Go through the entries below and copy every line that holds the word "avatar".

Top of Input records

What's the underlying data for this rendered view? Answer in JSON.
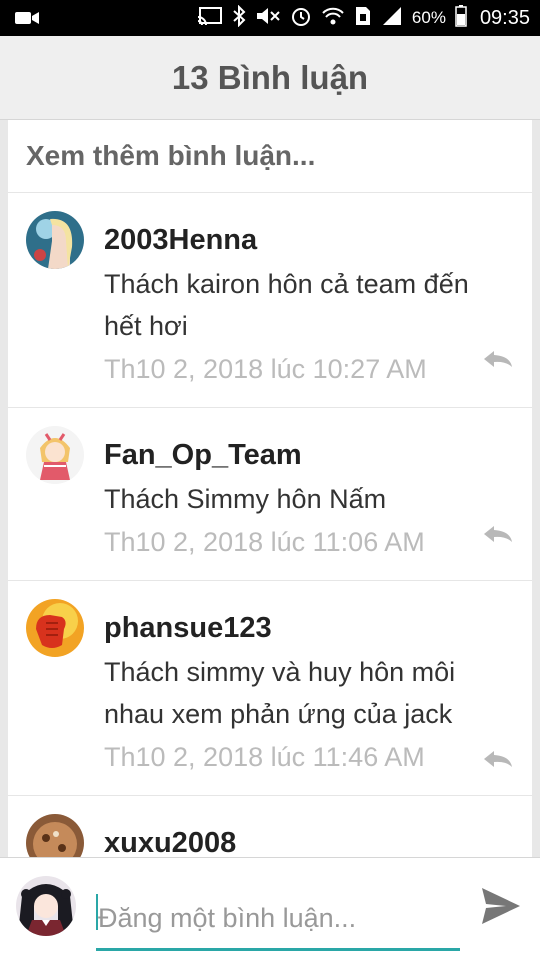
{
  "status_bar": {
    "icons": [
      "video-icon",
      "cast-icon",
      "bluetooth-icon",
      "mute-icon",
      "alarm-icon",
      "wifi-icon",
      "sim-icon",
      "signal-icon",
      "battery-icon"
    ],
    "battery": "60%",
    "time": "09:35"
  },
  "header": {
    "title": "13 Bình luận"
  },
  "comments_panel": {
    "see_more": "Xem thêm bình luận...",
    "comments": [
      {
        "user": "2003Henna",
        "text": "Thách kairon hôn cả team đến hết hơi",
        "time": "Th10 2, 2018 lúc 10:27 AM",
        "avatar": "anime-avatar"
      },
      {
        "user": "Fan_Op_Team",
        "text": "Thách Simmy hôn Nấm",
        "time": "Th10 2, 2018 lúc 11:06 AM",
        "avatar": "chibi-avatar"
      },
      {
        "user": "phansue123",
        "text": "Thách simmy và huy hôn môi nhau xem phản ứng của jack",
        "time": "Th10 2, 2018 lúc 11:46 AM",
        "avatar": "fist-avatar"
      },
      {
        "user": "xuxu2008",
        "text": "",
        "time": "",
        "avatar": "cookie-avatar"
      }
    ]
  },
  "input_bar": {
    "placeholder": "Đăng một bình luận...",
    "value": ""
  },
  "colors": {
    "accent": "#2aa7a7",
    "header_bg": "#efefef",
    "status_bg": "#000000",
    "time_text": "#bbbbbb"
  }
}
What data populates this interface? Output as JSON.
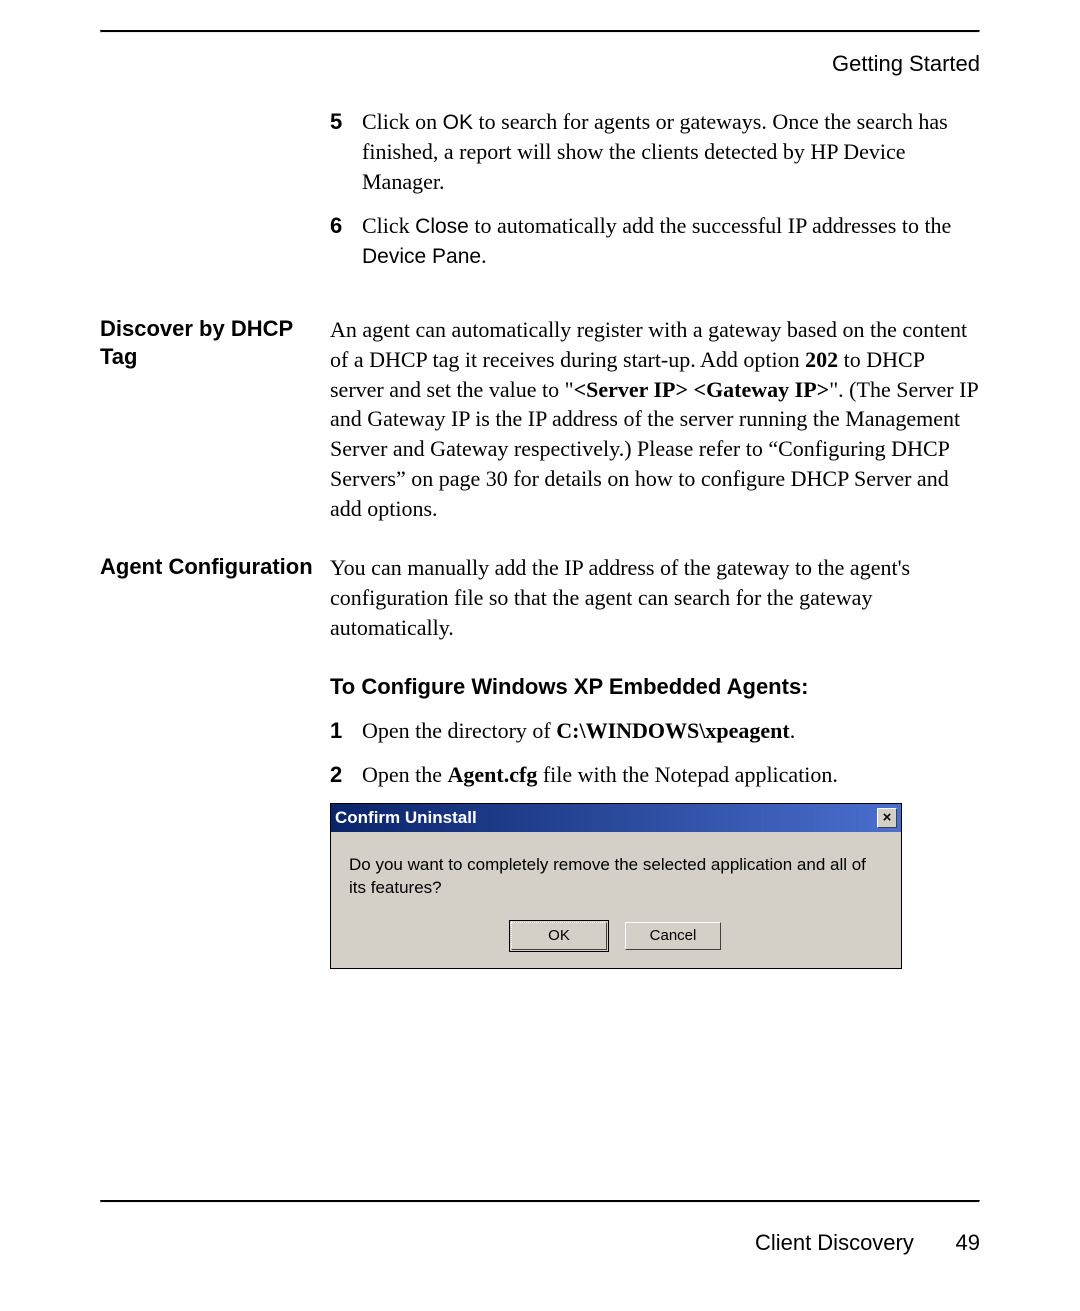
{
  "header": {
    "chapter": "Getting Started"
  },
  "steps_top": [
    {
      "n": "5",
      "pre": "Click on ",
      "uiword": "OK",
      "post": " to search for agents or gateways. Once the search has finished, a report will show the clients detected by HP Device Manager."
    },
    {
      "n": "6",
      "pre": "Click ",
      "uiword": "Close",
      "mid": " to automatically add the successful IP addresses to the ",
      "uiword2": "Device Pane",
      "post": "."
    }
  ],
  "sections": {
    "dhcp": {
      "heading": "Discover by DHCP Tag",
      "text_parts": {
        "p1": "An agent can automatically register with a gateway based on the content of a DHCP tag it receives during start-up. Add option ",
        "bold1": "202",
        "p2": " to DHCP server and set the value to \"",
        "bold2": "<Server IP> <Gateway IP>",
        "p3": "\". (The Server IP and Gateway IP is the IP address of the server running the Management Server and Gateway respectively.) Please refer to “Configuring DHCP Servers” on page 30 for details on how to configure DHCP Server and add options."
      }
    },
    "agent": {
      "heading": "Agent Configuration",
      "intro": "You can manually add the IP address of the gateway to the agent's configuration file so that the agent can search for the gateway automatically.",
      "subheading": "To Configure Windows XP Embedded Agents:",
      "steps": [
        {
          "n": "1",
          "pre": "Open the directory of ",
          "bold": "C:\\WINDOWS\\xpeagent",
          "post": "."
        },
        {
          "n": "2",
          "pre": "Open the ",
          "bold": "Agent.cfg",
          "post": " file with the Notepad application."
        }
      ]
    }
  },
  "dialog": {
    "title": "Confirm Uninstall",
    "message": "Do you want to completely remove the selected application and all of its features?",
    "ok": "OK",
    "cancel": "Cancel",
    "close_glyph": "×"
  },
  "footer": {
    "section": "Client Discovery",
    "page": "49"
  }
}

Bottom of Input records

▶ _Expected answer_
        "avatar": "anime-avatar"
        "avatar": "chibi-avatar"
        "avatar": "fist-avatar"
        "avatar": "cookie-avatar"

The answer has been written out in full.